Interview: Ryan Grulich for the biopic THE LOVECRAFTS

Art done by blindbild

Art done by blindbild

Earlier today it was announced that Spell Caster Media would be filming a biopic on one horror's most notorious, and underappreciated, writers, H.P. Lovecraft. To learn more about what this film will offer, Craig spoke with Ryan Grulich about THE LOVECRAFTS and discussed everything from Lovecraft's racism to his fandom. 

Nightmarish Conjurings: Where does your interest in Lovecraft come from?

Ryan Grulich: Lovecraft found me at about 13 years old. I read "The Shadow Over Innsmouth" and loved the settings, characters and generally bizarre tone of the piece. I read it twice in the same weekend. Since then, I've continued the habit of reading his work and learning about him as a human being.

NC: What inspired you to want to make this film about Lovecraft?

RG: He was an incredibly interesting, though paradoxically dry, character in his personal life. He wrote hundreds of thousands of letters in his time, and through these letters we have been able to learn a great deal about him. My partner on the project, S.T. Joshi, has most of these letters in his possession, as he is the editor of many volumes of Lovecraft's personal communications. I am drawn to his militant atheism, repulsed by the xenophobia and racism that surrounded the entire period in which he existed and at the same time in love with the idea of a socially awkward New England gentleman, refusing to give in to the pressures of financial stress and do work that he didn't agree with simply to make a buck. Lovecraft has inspired countless works of popular art, though I believe in an almost symbolic literary manifestation of his true life Cthulhu has overshadowed the man himself, as most of his life was spent toiling in a vague anonymity while a growing faction of devotees arose around him. I think this paradox is probably what has compelled me to tell his story.  I feel as if to the general public, very little is known about Lovecraft as he truly existed.

NC: How did you go about getting noted Lovecraft author S.T. Joshi to come on board?

RG: S.T. is a true gentleman. He and I both dwell in the city of Seattle, Washington and had several discussions prior to either of us committing to this project. I believe that his involvement will keep the story true to its subject's life, which is my ultimate goal. I am grateful to have his involvement in the film.

NC: How will your approach differ from other Lovecraft based biographies?

RG: In the realm of biographical film, you are talking about only a few, though very well produced, documentaries.

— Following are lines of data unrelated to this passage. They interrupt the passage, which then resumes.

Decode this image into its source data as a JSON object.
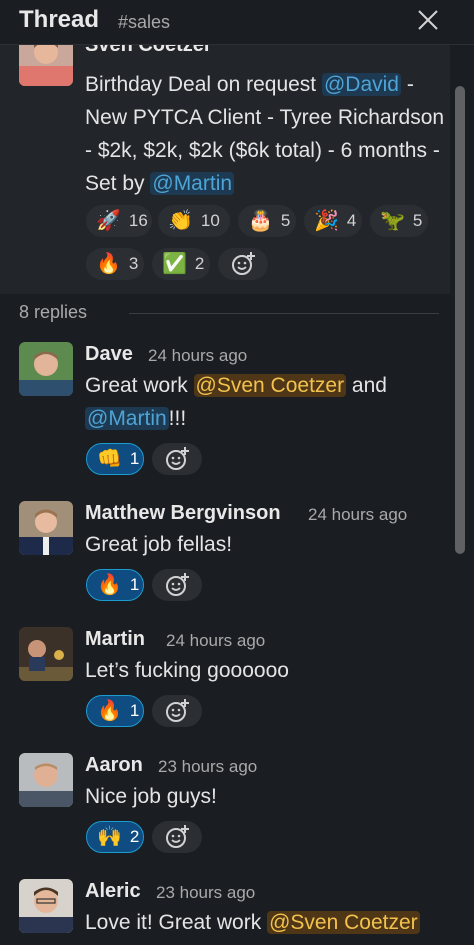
{
  "header": {
    "title": "Thread",
    "channel": "#sales"
  },
  "parent": {
    "author": "Sven Coetzer",
    "text_1": "Birthday Deal on request ",
    "mention_1": "@David",
    "text_2": " - New PYTCA Client - Tyree Richardson - $2k, $2k, $2k ($6k total) - 6 months - Set by ",
    "mention_2": "@Martin",
    "reactions": [
      {
        "emoji": "🚀",
        "count": "16"
      },
      {
        "emoji": "👏",
        "count": "10"
      },
      {
        "emoji": "🎂",
        "count": "5"
      },
      {
        "emoji": "🎉",
        "count": "4"
      },
      {
        "emoji": "🦖",
        "count": "5"
      },
      {
        "emoji": "🔥",
        "count": "3"
      },
      {
        "emoji": "✅",
        "count": "2"
      }
    ]
  },
  "replies_label": "8 replies",
  "replies": [
    {
      "author": "Dave",
      "time": "24 hours ago",
      "text_1": "Great work ",
      "mention_1": "@Sven Coetzer",
      "text_2": " and ",
      "mention_2": "@Martin",
      "text_3": "!!!",
      "reaction": {
        "emoji": "👊",
        "count": "1"
      }
    },
    {
      "author": "Matthew Bergvinson",
      "time": "24 hours ago",
      "text": "Great job fellas!",
      "reaction": {
        "emoji": "🔥",
        "count": "1"
      }
    },
    {
      "author": "Martin",
      "time": "24 hours ago",
      "text": "Let’s fucking goooooo",
      "reaction": {
        "emoji": "🔥",
        "count": "1"
      }
    },
    {
      "author": "Aaron",
      "time": "23 hours ago",
      "text": "Nice job guys!",
      "reaction": {
        "emoji": "🙌",
        "count": "2"
      }
    },
    {
      "author": "Aleric",
      "time": "23 hours ago",
      "text_1": "Love it! Great work ",
      "mention_1": "@Sven Coetzer"
    }
  ],
  "colors": {
    "background": "#1a1d21",
    "parent_background": "#222529",
    "mention": "#4ea4d6",
    "self_mention": "#f2c24d",
    "active_reaction": "#0f4c81"
  }
}
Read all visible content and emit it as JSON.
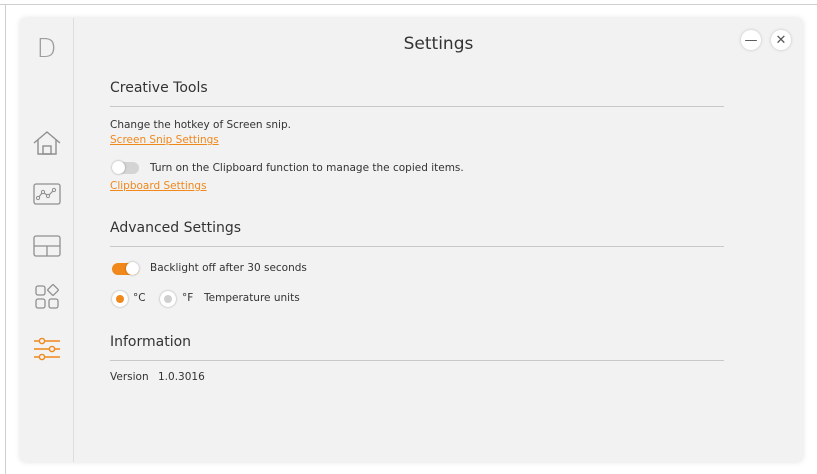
{
  "app": {
    "logo": "D",
    "title": "Settings",
    "accent_color": "#f0881b",
    "window_controls": [
      "minimize-icon",
      "close-icon"
    ]
  },
  "sidebar": {
    "items": [
      {
        "icon": "home-icon",
        "active": false
      },
      {
        "icon": "chart-icon",
        "active": false
      },
      {
        "icon": "layout-icon",
        "active": false
      },
      {
        "icon": "apps-icon",
        "active": false
      },
      {
        "icon": "sliders-icon",
        "active": true
      }
    ]
  },
  "creative_tools": {
    "heading": "Creative Tools",
    "hotkey_text": "Change the hotkey of Screen snip.",
    "screen_snip_link": "Screen Snip Settings",
    "clipboard_toggle_label": "Turn on the Clipboard function to manage the copied items.",
    "clipboard_toggle_on": false,
    "clipboard_link": "Clipboard Settings"
  },
  "advanced_settings": {
    "heading": "Advanced Settings",
    "backlight_label": "Backlight off after 30 seconds",
    "backlight_on": true,
    "temp_celsius_label": "°C",
    "temp_fahrenheit_label": "°F",
    "temp_units_label": "Temperature units",
    "temp_selected": "°C"
  },
  "information": {
    "heading": "Information",
    "version_label": "Version",
    "version_value": "1.0.3016"
  }
}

This film will be a narrative biopic in the sense that it will not be fictionalized, but it is also not a documentary. We are tasked with arduous work of casting H.P. Lovecraft in a film and bringing a fascinating section of his life to the screen. Not to discount Christopher Heyerdahl's performance in the 1998 Out of Mind series, but our film is something new in the Lovecraft universe. 

NC: In what ways do you plan on addressing his racism/sexism?

RG: I will say that it will not go unaddressed, and that while this is the hot button issue in the mythos around Lovecraft, it is one facet of an entire life. The exciting thing that I have found as I have begun digging into the story is that we have the opportunity to explore the cultural underpinnings that create these social cancers.  I also have found myself drawing almost frightening parallels to some of our current day civic circumstances in the United States, even though we are almost one hundred years past when Lovecraft was in the prime of his writing. 

NC: How are you approaching Lovecraft's passionate fan base?

RG: I am blessed to work with a wonderful team including Executive Producer James H. Carter II and the incomparable Little Nikki (both of whom are known for Foolish Mortals and Creepy Kingdom) to reach out to Lovecraft readers and fans of weird fiction via the usual online protocols, but we do intend to have some unique events and opportunities that will spawn up in relationship to the project.

NC: If you could give people one reason to see this movie, what would it be?

RG: Lovecraft's life was just as bizarre as his fiction.

Stay tuned for more news about THE LOVECRAFTS.